For more information, see the Exercise of discretion in decision-making guideline.
When a decision is made, there is at least one alternative decision that could have been made. Giving reasons for a decision should enable the people affected by the decision to understand why a particular decision was made.
These guidelines set out why the giving of reasons is important and the type of information that should be included in the document containing a statement of reasons.
For more information, see the Giving reasons for decisions guideline.
Procedural fairness (sometimes also known as natural justice) is concerned with the procedures used by a decision-maker, rather than the final outcome they reach. It requires that fair and proper procedure be used when making a decision. It is considered to be highly likely that a decision-maker who follows a fair and proper procedure will make a fair and correct decision.
For more information on procedural fairness including the rules, how it affects the person affected by the decision, the investigator and the decision-maker, see the Procedural fairness (natural justice) guidelines.
Records tell the reader what, where and when something was done and why a decision was made. They also show who was involved and under what authority. They provide evidence of government and individual activity and promote accountability and transparency. Good record keeping procedures are imperative for public authorities.
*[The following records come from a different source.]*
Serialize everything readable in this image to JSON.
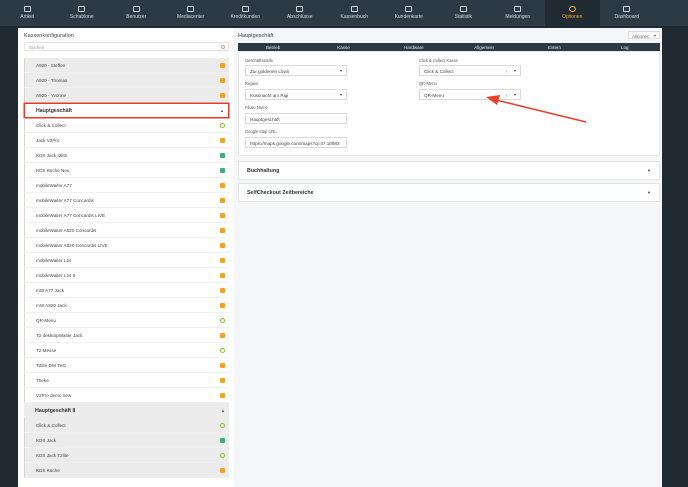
{
  "nav": [
    {
      "label": "Artikel",
      "icon": "box-icon"
    },
    {
      "label": "Schablone",
      "icon": "template-icon"
    },
    {
      "label": "Benutzer",
      "icon": "users-icon"
    },
    {
      "label": "Mediacenter",
      "icon": "media-icon"
    },
    {
      "label": "Kreditkunden",
      "icon": "credit-icon"
    },
    {
      "label": "Abschlüsse",
      "icon": "closing-icon"
    },
    {
      "label": "Kassenbuch",
      "icon": "cashbook-icon"
    },
    {
      "label": "Kundenkarte",
      "icon": "card-icon"
    },
    {
      "label": "Statistik",
      "icon": "chart-icon"
    },
    {
      "label": "Meldungen",
      "icon": "message-icon"
    },
    {
      "label": "Optionen",
      "icon": "gear-icon"
    },
    {
      "label": "Dashboard",
      "icon": "dashboard-icon"
    }
  ],
  "nav_active": "Optionen",
  "sidebar": {
    "title": "Kassenkonfiguration",
    "search_placeholder": "Suchen",
    "top_rows": [
      {
        "label": "A920 - Steffen",
        "badge": "orange"
      },
      {
        "label": "A920 - Thomas",
        "badge": "orange"
      },
      {
        "label": "A920 - Yvonne",
        "badge": "orange"
      }
    ],
    "group1": {
      "label": "Hauptgeschäft",
      "rows": [
        {
          "label": "Click & Collect",
          "badge": "ring"
        },
        {
          "label": "Jack V2Pro",
          "badge": "orange"
        },
        {
          "label": "KDS Jack t2lite",
          "badge": "green"
        },
        {
          "label": "KDS Küche Neu",
          "badge": "green"
        },
        {
          "label": "mobileWaiter A77",
          "badge": "orange"
        },
        {
          "label": "mobileWaiter A77 Concardis",
          "badge": "orange"
        },
        {
          "label": "mobileWaiter A77 Concardis LIVE",
          "badge": "orange"
        },
        {
          "label": "mobileWaiter A920 Concardis",
          "badge": "orange"
        },
        {
          "label": "mobileWaiter A920 Concardis LIVE",
          "badge": "orange"
        },
        {
          "label": "mobileWaiter L2s",
          "badge": "orange"
        },
        {
          "label": "mobileWaiter L2s II",
          "badge": "orange"
        },
        {
          "label": "mW A77 Jack",
          "badge": "orange"
        },
        {
          "label": "mW A920 Jack",
          "badge": "orange"
        },
        {
          "label": "QR-Menu",
          "badge": "ring"
        },
        {
          "label": "T2 desktopWaiter Jack",
          "badge": "orange"
        },
        {
          "label": "T2 Messe",
          "badge": "ring"
        },
        {
          "label": "T2lite DW Test",
          "badge": "orange"
        },
        {
          "label": "Theke",
          "badge": "orange"
        },
        {
          "label": "V2Pro demo new",
          "badge": "orange"
        }
      ]
    },
    "group2": {
      "label": "Hauptgeschäft II",
      "rows": [
        {
          "label": "Click & Collect",
          "badge": "ring"
        },
        {
          "label": "KDS Jack",
          "badge": "green"
        },
        {
          "label": "KDS Jack T2lite",
          "badge": "ring"
        },
        {
          "label": "KDS Küche",
          "badge": "orange"
        }
      ]
    }
  },
  "main": {
    "title": "Hauptgeschäft",
    "action_select": "Aktionen",
    "tabs": [
      "Betrieb",
      "Kasse",
      "Hardware",
      "Allgemein",
      "Extern",
      "Log"
    ],
    "fields": {
      "geschaeftsstelle_label": "Geschäftsstelle",
      "geschaeftsstelle_value": "Zur goldenen Löwn",
      "cc_kasse_label": "Click & Collect Kasse",
      "cc_kasse_value": "Click & Collect",
      "region_label": "Region",
      "region_value": "Küssnacht am Rigi",
      "qr_label": "QR-Menu",
      "qr_value": "QR-Menu",
      "filiale_label": "Filiale Name",
      "filiale_value": "Hauptgeschäft",
      "gmap_label": "Google Map URL",
      "gmap_value": "https://maps.google.com/maps?q=47.10982"
    },
    "sections": [
      "Buchhaltung",
      "SelfCheckout Zeitbereiche"
    ]
  },
  "colors": {
    "accent": "#f1a92a",
    "highlight": "#e23b2a",
    "nav_bg": "#2c3a46"
  }
}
There are a number of requirements for good record keeping procedures.
For more information, see the Good record keeping guidelines.